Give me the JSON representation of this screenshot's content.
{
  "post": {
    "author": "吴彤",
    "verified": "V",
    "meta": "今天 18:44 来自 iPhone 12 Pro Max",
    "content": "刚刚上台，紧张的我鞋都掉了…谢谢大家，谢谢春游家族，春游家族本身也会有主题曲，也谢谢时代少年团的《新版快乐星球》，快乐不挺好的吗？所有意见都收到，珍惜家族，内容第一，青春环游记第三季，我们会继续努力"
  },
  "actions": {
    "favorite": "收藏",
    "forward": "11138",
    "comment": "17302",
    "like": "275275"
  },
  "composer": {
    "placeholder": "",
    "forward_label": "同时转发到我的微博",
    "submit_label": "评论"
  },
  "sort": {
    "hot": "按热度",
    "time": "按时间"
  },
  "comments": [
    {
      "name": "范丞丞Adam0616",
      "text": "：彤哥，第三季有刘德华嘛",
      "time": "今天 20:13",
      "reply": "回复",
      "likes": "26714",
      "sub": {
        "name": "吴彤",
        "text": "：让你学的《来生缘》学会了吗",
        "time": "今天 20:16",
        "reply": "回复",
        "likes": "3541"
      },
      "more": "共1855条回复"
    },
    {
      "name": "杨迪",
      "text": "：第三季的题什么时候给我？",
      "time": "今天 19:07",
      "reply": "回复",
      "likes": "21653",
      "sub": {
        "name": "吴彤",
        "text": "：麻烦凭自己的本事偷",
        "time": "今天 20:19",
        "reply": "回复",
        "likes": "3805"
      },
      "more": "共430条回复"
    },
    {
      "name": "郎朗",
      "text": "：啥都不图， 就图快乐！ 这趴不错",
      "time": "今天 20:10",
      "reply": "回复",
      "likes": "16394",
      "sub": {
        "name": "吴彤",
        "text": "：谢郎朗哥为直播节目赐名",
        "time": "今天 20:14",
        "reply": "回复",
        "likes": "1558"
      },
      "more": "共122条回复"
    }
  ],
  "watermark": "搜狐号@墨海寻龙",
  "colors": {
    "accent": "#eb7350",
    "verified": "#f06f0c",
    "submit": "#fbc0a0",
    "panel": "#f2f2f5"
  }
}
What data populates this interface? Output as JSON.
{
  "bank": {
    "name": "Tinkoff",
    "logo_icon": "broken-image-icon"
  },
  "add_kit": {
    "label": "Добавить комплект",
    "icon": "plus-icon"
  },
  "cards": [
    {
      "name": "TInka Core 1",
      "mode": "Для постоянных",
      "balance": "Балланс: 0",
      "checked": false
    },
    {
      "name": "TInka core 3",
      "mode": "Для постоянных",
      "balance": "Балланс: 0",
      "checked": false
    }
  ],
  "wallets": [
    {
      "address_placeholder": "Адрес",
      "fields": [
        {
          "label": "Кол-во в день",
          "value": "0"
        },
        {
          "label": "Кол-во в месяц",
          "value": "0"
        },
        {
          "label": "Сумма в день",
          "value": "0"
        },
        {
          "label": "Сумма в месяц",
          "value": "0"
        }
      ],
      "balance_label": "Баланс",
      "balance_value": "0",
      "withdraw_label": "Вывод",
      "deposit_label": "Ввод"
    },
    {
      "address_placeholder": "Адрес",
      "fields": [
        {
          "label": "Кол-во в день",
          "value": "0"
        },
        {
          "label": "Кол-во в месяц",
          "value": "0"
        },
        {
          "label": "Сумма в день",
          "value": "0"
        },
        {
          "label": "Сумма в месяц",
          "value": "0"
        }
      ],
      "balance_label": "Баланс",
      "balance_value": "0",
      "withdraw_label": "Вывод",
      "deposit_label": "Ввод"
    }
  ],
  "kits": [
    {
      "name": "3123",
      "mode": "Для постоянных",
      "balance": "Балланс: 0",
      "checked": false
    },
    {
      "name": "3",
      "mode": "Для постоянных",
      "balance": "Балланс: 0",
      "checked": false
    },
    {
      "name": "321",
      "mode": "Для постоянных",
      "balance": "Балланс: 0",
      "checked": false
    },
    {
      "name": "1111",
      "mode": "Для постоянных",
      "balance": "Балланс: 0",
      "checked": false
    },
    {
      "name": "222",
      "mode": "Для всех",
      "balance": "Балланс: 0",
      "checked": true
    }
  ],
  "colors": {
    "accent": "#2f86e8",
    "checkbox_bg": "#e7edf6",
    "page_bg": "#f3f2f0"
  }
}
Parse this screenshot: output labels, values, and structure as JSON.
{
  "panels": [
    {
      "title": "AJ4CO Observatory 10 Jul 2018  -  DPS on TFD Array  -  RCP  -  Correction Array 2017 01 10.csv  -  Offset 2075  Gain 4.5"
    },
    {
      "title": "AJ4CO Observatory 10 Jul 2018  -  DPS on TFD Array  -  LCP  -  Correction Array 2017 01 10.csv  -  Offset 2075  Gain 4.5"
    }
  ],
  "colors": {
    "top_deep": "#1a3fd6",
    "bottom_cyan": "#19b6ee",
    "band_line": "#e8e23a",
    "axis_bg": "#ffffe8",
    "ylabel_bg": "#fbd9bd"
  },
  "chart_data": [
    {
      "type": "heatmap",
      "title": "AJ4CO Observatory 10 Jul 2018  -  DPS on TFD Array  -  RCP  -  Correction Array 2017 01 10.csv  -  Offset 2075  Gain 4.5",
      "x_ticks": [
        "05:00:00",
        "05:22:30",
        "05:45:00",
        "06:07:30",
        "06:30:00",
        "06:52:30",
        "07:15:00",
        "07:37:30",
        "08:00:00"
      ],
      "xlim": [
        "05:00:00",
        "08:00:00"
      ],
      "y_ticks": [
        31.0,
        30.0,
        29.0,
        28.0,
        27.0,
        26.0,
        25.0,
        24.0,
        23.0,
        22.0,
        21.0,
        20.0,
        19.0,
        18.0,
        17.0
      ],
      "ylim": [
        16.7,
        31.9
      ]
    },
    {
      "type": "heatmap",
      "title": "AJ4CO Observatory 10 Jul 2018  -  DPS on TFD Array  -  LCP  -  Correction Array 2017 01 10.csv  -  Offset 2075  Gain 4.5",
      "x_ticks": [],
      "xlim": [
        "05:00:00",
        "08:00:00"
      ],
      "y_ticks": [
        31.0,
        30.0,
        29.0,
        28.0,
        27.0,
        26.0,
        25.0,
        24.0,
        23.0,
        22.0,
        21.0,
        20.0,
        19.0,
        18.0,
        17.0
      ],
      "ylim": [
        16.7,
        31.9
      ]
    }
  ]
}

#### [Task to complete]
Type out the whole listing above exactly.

#### [Answer]
Give me the JSON representation of this screenshot's content.
{
  "post": {
    "author": "吴彤",
    "verified": "V",
    "meta": "今天 18:44 来自 iPhone 12 Pro Max",
    "content": "刚刚上台，紧张的我鞋都掉了…谢谢大家，谢谢春游家族，春游家族本身也会有主题曲，也谢谢时代少年团的《新版快乐星球》，快乐不挺好的吗？所有意见都收到，珍惜家族，内容第一，青春环游记第三季，我们会继续努力"
  },
  "actions": {
    "favorite": "收藏",
    "forward": "11138",
    "comment": "17302",
    "like": "275275"
  },
  "composer": {
    "placeholder": "",
    "forward_label": "同时转发到我的微博",
    "submit_label": "评论"
  },
  "sort": {
    "hot": "按热度",
    "time": "按时间"
  },
  "comments": [
    {
      "name": "范丞丞Adam0616",
      "text": "：彤哥，第三季有刘德华嘛",
      "time": "今天 20:13",
      "reply": "回复",
      "likes": "26714",
      "sub": {
        "name": "吴彤",
        "text": "：让你学的《来生缘》学会了吗",
        "time": "今天 20:16",
        "reply": "回复",
        "likes": "3541"
      },
      "more": "共1855条回复"
    },
    {
      "name": "杨迪",
      "text": "：第三季的题什么时候给我？",
      "time": "今天 19:07",
      "reply": "回复",
      "likes": "21653",
      "sub": {
        "name": "吴彤",
        "text": "：麻烦凭自己的本事偷",
        "time": "今天 20:19",
        "reply": "回复",
        "likes": "3805"
      },
      "more": "共430条回复"
    },
    {
      "name": "郎朗",
      "text": "：啥都不图， 就图快乐！ 这趴不错",
      "time": "今天 20:10",
      "reply": "回复",
      "likes": "16394",
      "sub": {
        "name": "吴彤",
        "text": "：谢郎朗哥为直播节目赐名",
        "time": "今天 20:14",
        "reply": "回复",
        "likes": "1558"
      },
      "more": "共122条回复"
    }
  ],
  "watermark": "搜狐号@墨海寻龙",
  "colors": {
    "accent": "#eb7350",
    "verified": "#f06f0c",
    "submit": "#fbc0a0",
    "panel": "#f2f2f5"
  }
}
What data populates this interface? Output as JSON.
{
  "bank": {
    "name": "Tinkoff",
    "logo_icon": "broken-image-icon"
  },
  "add_kit": {
    "label": "Добавить комплект",
    "icon": "plus-icon"
  },
  "cards": [
    {
      "name": "TInka Core 1",
      "mode": "Для постоянных",
      "balance": "Балланс: 0",
      "checked": false
    },
    {
      "name": "TInka core 3",
      "mode": "Для постоянных",
      "balance": "Балланс: 0",
      "checked": false
    }
  ],
  "wallets": [
    {
      "address_placeholder": "Адрес",
      "fields": [
        {
          "label": "Кол-во в день",
          "value": "0"
        },
        {
          "label": "Кол-во в месяц",
          "value": "0"
        },
        {
          "label": "Сумма в день",
          "value": "0"
        },
        {
          "label": "Сумма в месяц",
          "value": "0"
        }
      ],
      "balance_label": "Баланс",
      "balance_value": "0",
      "withdraw_label": "Вывод",
      "deposit_label": "Ввод"
    },
    {
      "address_placeholder": "Адрес",
      "fields": [
        {
          "label": "Кол-во в день",
          "value": "0"
        },
        {
          "label": "Кол-во в месяц",
          "value": "0"
        },
        {
          "label": "Сумма в день",
          "value": "0"
        },
        {
          "label": "Сумма в месяц",
          "value": "0"
        }
      ],
      "balance_label": "Баланс",
      "balance_value": "0",
      "withdraw_label": "Вывод",
      "deposit_label": "Ввод"
    }
  ],
  "kits": [
    {
      "name": "3123",
      "mode": "Для постоянных",
      "balance": "Балланс: 0",
      "checked": false
    },
    {
      "name": "3",
      "mode": "Для постоянных",
      "balance": "Балланс: 0",
      "checked": false
    },
    {
      "name": "321",
      "mode": "Для постоянных",
      "balance": "Балланс: 0",
      "checked": false
    },
    {
      "name": "1111",
      "mode": "Для постоянных",
      "balance": "Балланс: 0",
      "checked": false
    },
    {
      "name": "222",
      "mode": "Для всех",
      "balance": "Балланс: 0",
      "checked": true
    }
  ],
  "colors": {
    "accent": "#2f86e8",
    "checkbox_bg": "#e7edf6",
    "page_bg": "#f3f2f0"
  }
}
Parse this screenshot: output labels, values, and structure as JSON.
{
  "panels": [
    {
      "title": "AJ4CO Observatory 10 Jul 2018  -  DPS on TFD Array  -  RCP  -  Correction Array 2017 01 10.csv  -  Offset 2075  Gain 4.5"
    },
    {
      "title": "AJ4CO Observatory 10 Jul 2018  -  DPS on TFD Array  -  LCP  -  Correction Array 2017 01 10.csv  -  Offset 2075  Gain 4.5"
    }
  ],
  "colors": {
    "top_deep": "#1a3fd6",
    "bottom_cyan": "#19b6ee",
    "band_line": "#e8e23a",
    "axis_bg": "#ffffe8",
    "ylabel_bg": "#fbd9bd"
  },
  "chart_data": [
    {
      "type": "heatmap",
      "title": "AJ4CO Observatory 10 Jul 2018  -  DPS on TFD Array  -  RCP  -  Correction Array 2017 01 10.csv  -  Offset 2075  Gain 4.5",
      "x_ticks": [
        "05:00:00",
        "05:22:30",
        "05:45:00",
        "06:07:30",
        "06:30:00",
        "06:52:30",
        "07:15:00",
        "07:37:30",
        "08:00:00"
      ],
      "xlim": [
        "05:00:00",
        "08:00:00"
      ],
      "y_ticks": [
        31.0,
        30.0,
        29.0,
        28.0,
        27.0,
        26.0,
        25.0,
        24.0,
        23.0,
        22.0,
        21.0,
        20.0,
        19.0,
        18.0,
        17.0
      ],
      "ylim": [
        16.7,
        31.9
      ]
    },
    {
      "type": "heatmap",
      "title": "AJ4CO Observatory 10 Jul 2018  -  DPS on TFD Array  -  LCP  -  Correction Array 2017 01 10.csv  -  Offset 2075  Gain 4.5",
      "x_ticks": [],
      "xlim": [
        "05:00:00",
        "08:00:00"
      ],
      "y_ticks": [
        31.0,
        30.0,
        29.0,
        28.0,
        27.0,
        26.0,
        25.0,
        24.0,
        23.0,
        22.0,
        21.0,
        20.0,
        19.0,
        18.0,
        17.0
      ],
      "ylim": [
        16.7,
        31.9
      ]
    }
  ]
}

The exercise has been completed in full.